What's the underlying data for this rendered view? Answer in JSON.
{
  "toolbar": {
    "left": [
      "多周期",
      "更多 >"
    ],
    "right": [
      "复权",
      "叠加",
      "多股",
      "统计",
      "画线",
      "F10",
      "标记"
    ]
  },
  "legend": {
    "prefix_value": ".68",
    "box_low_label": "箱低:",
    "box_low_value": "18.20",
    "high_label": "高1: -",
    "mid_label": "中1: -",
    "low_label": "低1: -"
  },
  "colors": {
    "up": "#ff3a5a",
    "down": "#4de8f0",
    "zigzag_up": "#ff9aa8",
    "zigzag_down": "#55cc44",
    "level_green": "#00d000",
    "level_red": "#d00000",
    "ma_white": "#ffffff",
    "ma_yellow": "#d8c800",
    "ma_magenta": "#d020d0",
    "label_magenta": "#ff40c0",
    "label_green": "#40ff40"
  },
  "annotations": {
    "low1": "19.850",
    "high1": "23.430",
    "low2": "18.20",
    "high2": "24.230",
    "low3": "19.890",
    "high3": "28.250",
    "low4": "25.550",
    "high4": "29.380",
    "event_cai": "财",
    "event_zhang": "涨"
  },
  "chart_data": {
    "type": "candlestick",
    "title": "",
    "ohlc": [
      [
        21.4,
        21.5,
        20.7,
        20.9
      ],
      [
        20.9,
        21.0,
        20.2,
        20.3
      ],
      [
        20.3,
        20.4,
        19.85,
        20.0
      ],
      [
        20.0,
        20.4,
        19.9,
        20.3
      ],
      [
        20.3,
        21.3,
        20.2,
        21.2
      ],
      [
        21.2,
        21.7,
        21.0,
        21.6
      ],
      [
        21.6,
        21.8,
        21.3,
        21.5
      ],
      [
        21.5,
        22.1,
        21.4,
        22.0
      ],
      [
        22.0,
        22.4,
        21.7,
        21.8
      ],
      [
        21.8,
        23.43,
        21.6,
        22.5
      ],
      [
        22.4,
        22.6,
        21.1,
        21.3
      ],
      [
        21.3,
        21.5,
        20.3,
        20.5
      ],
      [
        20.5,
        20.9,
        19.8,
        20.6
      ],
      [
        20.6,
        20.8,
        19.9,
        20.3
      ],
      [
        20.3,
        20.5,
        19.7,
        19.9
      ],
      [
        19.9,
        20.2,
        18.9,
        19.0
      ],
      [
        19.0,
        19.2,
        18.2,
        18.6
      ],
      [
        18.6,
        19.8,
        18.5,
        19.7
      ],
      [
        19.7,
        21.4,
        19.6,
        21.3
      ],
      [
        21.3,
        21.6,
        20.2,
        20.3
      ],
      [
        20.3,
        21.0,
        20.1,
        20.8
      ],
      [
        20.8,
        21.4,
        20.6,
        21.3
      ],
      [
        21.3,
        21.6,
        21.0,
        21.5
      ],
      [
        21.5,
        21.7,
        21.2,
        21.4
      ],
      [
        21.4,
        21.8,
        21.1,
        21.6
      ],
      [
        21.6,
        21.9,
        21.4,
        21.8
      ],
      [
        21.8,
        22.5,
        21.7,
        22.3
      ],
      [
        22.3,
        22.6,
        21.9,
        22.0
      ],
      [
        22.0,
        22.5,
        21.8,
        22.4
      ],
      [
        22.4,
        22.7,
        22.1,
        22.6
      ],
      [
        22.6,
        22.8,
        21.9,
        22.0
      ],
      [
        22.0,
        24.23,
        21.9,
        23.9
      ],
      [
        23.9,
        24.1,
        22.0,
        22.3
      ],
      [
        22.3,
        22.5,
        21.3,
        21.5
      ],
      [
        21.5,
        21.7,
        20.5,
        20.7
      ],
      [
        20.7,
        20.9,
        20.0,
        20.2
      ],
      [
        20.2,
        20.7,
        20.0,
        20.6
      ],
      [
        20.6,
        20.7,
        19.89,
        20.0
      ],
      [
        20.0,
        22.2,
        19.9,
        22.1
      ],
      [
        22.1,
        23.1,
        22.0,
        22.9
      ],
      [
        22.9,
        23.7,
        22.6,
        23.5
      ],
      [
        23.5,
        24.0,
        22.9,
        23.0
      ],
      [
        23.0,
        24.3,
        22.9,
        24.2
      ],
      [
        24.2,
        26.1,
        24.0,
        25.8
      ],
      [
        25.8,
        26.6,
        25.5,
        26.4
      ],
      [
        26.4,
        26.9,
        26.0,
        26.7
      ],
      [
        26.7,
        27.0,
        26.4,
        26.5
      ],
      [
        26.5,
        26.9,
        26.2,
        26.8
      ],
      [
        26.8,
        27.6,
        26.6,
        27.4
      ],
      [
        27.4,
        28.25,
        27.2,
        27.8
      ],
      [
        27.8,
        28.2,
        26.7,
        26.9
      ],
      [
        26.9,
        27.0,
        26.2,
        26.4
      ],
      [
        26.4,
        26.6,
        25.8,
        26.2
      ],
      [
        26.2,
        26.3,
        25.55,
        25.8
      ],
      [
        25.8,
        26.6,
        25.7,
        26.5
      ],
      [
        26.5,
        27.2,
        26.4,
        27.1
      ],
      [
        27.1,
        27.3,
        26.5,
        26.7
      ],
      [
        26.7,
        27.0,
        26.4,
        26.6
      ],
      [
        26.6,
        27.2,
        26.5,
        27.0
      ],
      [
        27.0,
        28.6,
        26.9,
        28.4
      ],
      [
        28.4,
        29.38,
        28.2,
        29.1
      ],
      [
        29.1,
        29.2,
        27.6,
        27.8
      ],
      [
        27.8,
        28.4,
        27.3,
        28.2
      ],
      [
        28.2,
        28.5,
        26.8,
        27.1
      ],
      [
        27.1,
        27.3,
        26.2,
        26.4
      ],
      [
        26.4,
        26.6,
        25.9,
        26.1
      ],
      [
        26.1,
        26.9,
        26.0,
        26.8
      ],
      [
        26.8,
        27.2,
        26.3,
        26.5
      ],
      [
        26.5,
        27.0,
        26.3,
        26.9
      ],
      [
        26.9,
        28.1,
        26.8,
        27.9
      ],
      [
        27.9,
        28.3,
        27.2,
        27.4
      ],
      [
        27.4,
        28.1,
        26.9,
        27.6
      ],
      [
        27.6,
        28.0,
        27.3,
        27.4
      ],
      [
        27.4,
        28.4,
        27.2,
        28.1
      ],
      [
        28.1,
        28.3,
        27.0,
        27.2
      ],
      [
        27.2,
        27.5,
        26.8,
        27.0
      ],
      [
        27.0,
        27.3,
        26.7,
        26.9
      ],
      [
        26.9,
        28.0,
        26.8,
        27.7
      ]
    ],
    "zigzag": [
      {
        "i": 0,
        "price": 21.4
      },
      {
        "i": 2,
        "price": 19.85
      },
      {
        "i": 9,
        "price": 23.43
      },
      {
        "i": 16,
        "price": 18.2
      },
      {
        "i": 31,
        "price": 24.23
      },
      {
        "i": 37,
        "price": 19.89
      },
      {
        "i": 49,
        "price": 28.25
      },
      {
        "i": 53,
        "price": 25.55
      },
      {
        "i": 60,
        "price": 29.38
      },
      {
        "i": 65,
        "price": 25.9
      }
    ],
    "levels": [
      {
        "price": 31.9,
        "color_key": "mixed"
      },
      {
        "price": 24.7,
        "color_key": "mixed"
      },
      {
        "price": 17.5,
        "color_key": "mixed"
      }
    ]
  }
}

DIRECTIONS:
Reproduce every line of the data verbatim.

EXERCISE ANSWER:
What's the underlying data for this rendered view? Answer in JSON.
{
  "toolbar": {
    "left": [
      "多周期",
      "更多 >"
    ],
    "right": [
      "复权",
      "叠加",
      "多股",
      "统计",
      "画线",
      "F10",
      "标记"
    ]
  },
  "legend": {
    "prefix_value": ".68",
    "box_low_label": "箱低:",
    "box_low_value": "18.20",
    "high_label": "高1: -",
    "mid_label": "中1: -",
    "low_label": "低1: -"
  },
  "colors": {
    "up": "#ff3a5a",
    "down": "#4de8f0",
    "zigzag_up": "#ff9aa8",
    "zigzag_down": "#55cc44",
    "level_green": "#00d000",
    "level_red": "#d00000",
    "ma_white": "#ffffff",
    "ma_yellow": "#d8c800",
    "ma_magenta": "#d020d0",
    "label_magenta": "#ff40c0",
    "label_green": "#40ff40"
  },
  "annotations": {
    "low1": "19.850",
    "high1": "23.430",
    "low2": "18.20",
    "high2": "24.230",
    "low3": "19.890",
    "high3": "28.250",
    "low4": "25.550",
    "high4": "29.380",
    "event_cai": "财",
    "event_zhang": "涨"
  },
  "chart_data": {
    "type": "candlestick",
    "title": "",
    "ohlc": [
      [
        21.4,
        21.5,
        20.7,
        20.9
      ],
      [
        20.9,
        21.0,
        20.2,
        20.3
      ],
      [
        20.3,
        20.4,
        19.85,
        20.0
      ],
      [
        20.0,
        20.4,
        19.9,
        20.3
      ],
      [
        20.3,
        21.3,
        20.2,
        21.2
      ],
      [
        21.2,
        21.7,
        21.0,
        21.6
      ],
      [
        21.6,
        21.8,
        21.3,
        21.5
      ],
      [
        21.5,
        22.1,
        21.4,
        22.0
      ],
      [
        22.0,
        22.4,
        21.7,
        21.8
      ],
      [
        21.8,
        23.43,
        21.6,
        22.5
      ],
      [
        22.4,
        22.6,
        21.1,
        21.3
      ],
      [
        21.3,
        21.5,
        20.3,
        20.5
      ],
      [
        20.5,
        20.9,
        19.8,
        20.6
      ],
      [
        20.6,
        20.8,
        19.9,
        20.3
      ],
      [
        20.3,
        20.5,
        19.7,
        19.9
      ],
      [
        19.9,
        20.2,
        18.9,
        19.0
      ],
      [
        19.0,
        19.2,
        18.2,
        18.6
      ],
      [
        18.6,
        19.8,
        18.5,
        19.7
      ],
      [
        19.7,
        21.4,
        19.6,
        21.3
      ],
      [
        21.3,
        21.6,
        20.2,
        20.3
      ],
      [
        20.3,
        21.0,
        20.1,
        20.8
      ],
      [
        20.8,
        21.4,
        20.6,
        21.3
      ],
      [
        21.3,
        21.6,
        21.0,
        21.5
      ],
      [
        21.5,
        21.7,
        21.2,
        21.4
      ],
      [
        21.4,
        21.8,
        21.1,
        21.6
      ],
      [
        21.6,
        21.9,
        21.4,
        21.8
      ],
      [
        21.8,
        22.5,
        21.7,
        22.3
      ],
      [
        22.3,
        22.6,
        21.9,
        22.0
      ],
      [
        22.0,
        22.5,
        21.8,
        22.4
      ],
      [
        22.4,
        22.7,
        22.1,
        22.6
      ],
      [
        22.6,
        22.8,
        21.9,
        22.0
      ],
      [
        22.0,
        24.23,
        21.9,
        23.9
      ],
      [
        23.9,
        24.1,
        22.0,
        22.3
      ],
      [
        22.3,
        22.5,
        21.3,
        21.5
      ],
      [
        21.5,
        21.7,
        20.5,
        20.7
      ],
      [
        20.7,
        20.9,
        20.0,
        20.2
      ],
      [
        20.2,
        20.7,
        20.0,
        20.6
      ],
      [
        20.6,
        20.7,
        19.89,
        20.0
      ],
      [
        20.0,
        22.2,
        19.9,
        22.1
      ],
      [
        22.1,
        23.1,
        22.0,
        22.9
      ],
      [
        22.9,
        23.7,
        22.6,
        23.5
      ],
      [
        23.5,
        24.0,
        22.9,
        23.0
      ],
      [
        23.0,
        24.3,
        22.9,
        24.2
      ],
      [
        24.2,
        26.1,
        24.0,
        25.8
      ],
      [
        25.8,
        26.6,
        25.5,
        26.4
      ],
      [
        26.4,
        26.9,
        26.0,
        26.7
      ],
      [
        26.7,
        27.0,
        26.4,
        26.5
      ],
      [
        26.5,
        26.9,
        26.2,
        26.8
      ],
      [
        26.8,
        27.6,
        26.6,
        27.4
      ],
      [
        27.4,
        28.25,
        27.2,
        27.8
      ],
      [
        27.8,
        28.2,
        26.7,
        26.9
      ],
      [
        26.9,
        27.0,
        26.2,
        26.4
      ],
      [
        26.4,
        26.6,
        25.8,
        26.2
      ],
      [
        26.2,
        26.3,
        25.55,
        25.8
      ],
      [
        25.8,
        26.6,
        25.7,
        26.5
      ],
      [
        26.5,
        27.2,
        26.4,
        27.1
      ],
      [
        27.1,
        27.3,
        26.5,
        26.7
      ],
      [
        26.7,
        27.0,
        26.4,
        26.6
      ],
      [
        26.6,
        27.2,
        26.5,
        27.0
      ],
      [
        27.0,
        28.6,
        26.9,
        28.4
      ],
      [
        28.4,
        29.38,
        28.2,
        29.1
      ],
      [
        29.1,
        29.2,
        27.6,
        27.8
      ],
      [
        27.8,
        28.4,
        27.3,
        28.2
      ],
      [
        28.2,
        28.5,
        26.8,
        27.1
      ],
      [
        27.1,
        27.3,
        26.2,
        26.4
      ],
      [
        26.4,
        26.6,
        25.9,
        26.1
      ],
      [
        26.1,
        26.9,
        26.0,
        26.8
      ],
      [
        26.8,
        27.2,
        26.3,
        26.5
      ],
      [
        26.5,
        27.0,
        26.3,
        26.9
      ],
      [
        26.9,
        28.1,
        26.8,
        27.9
      ],
      [
        27.9,
        28.3,
        27.2,
        27.4
      ],
      [
        27.4,
        28.1,
        26.9,
        27.6
      ],
      [
        27.6,
        28.0,
        27.3,
        27.4
      ],
      [
        27.4,
        28.4,
        27.2,
        28.1
      ],
      [
        28.1,
        28.3,
        27.0,
        27.2
      ],
      [
        27.2,
        27.5,
        26.8,
        27.0
      ],
      [
        27.0,
        27.3,
        26.7,
        26.9
      ],
      [
        26.9,
        28.0,
        26.8,
        27.7
      ]
    ],
    "zigzag": [
      {
        "i": 0,
        "price": 21.4
      },
      {
        "i": 2,
        "price": 19.85
      },
      {
        "i": 9,
        "price": 23.43
      },
      {
        "i": 16,
        "price": 18.2
      },
      {
        "i": 31,
        "price": 24.23
      },
      {
        "i": 37,
        "price": 19.89
      },
      {
        "i": 49,
        "price": 28.25
      },
      {
        "i": 53,
        "price": 25.55
      },
      {
        "i": 60,
        "price": 29.38
      },
      {
        "i": 65,
        "price": 25.9
      }
    ],
    "levels": [
      {
        "price": 31.9,
        "color_key": "mixed"
      },
      {
        "price": 24.7,
        "color_key": "mixed"
      },
      {
        "price": 17.5,
        "color_key": "mixed"
      }
    ]
  }
}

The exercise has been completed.